Before you decide to conceive, consult your neurologist about your medications. It's possible you may not need to take anti-epileptic medications during pregnancy if you've been seizure-free for several years and have normal brain waves. In general, women with epilepsy have twice the risk of giving birth to a baby with congenital anomalies as a woman who doesn't have epilepsy, but anti-epileptic medications account for only part of this increased risk.
If you do need medication, you may be able to reduce the risk of birth defects significantly by changing from a combination of two or more drugs to a single anticonvulsant, or by taking lower, more frequent doses of your medication. Ask your doctor about these possibilities.
You should also remember that if you need to use Dilantin or Mesantoin (a class of medications called hydantoins) your chances of having a healthy, normal baby are almost 90%, while the prospect of a positive pregnancy outcome is even higher if you use phenobarbital.
If you choose pregnancy, the doctor should do a maternal serum alpha-fetoprotein test between weeks 15 and 18 to check for neural tube defects (which include spina bifida), especially if you used valproic acid during your first three months of pregnancy. To safeguard against this problem, you should start supplements of folic acid before you conceive and continue to take them during pregnancy.

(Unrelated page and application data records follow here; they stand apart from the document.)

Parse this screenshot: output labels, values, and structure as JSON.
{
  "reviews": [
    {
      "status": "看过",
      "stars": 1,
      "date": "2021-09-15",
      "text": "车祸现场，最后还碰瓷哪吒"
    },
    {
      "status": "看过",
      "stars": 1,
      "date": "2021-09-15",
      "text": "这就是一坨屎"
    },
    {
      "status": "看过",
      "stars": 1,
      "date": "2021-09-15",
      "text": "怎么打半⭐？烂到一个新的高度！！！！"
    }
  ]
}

You can help researchers gain more insight into epilepsy and pregnancy by enrolling in the Antiepileptic Drug Pregnancy Registry.
Last updated July 01, 2009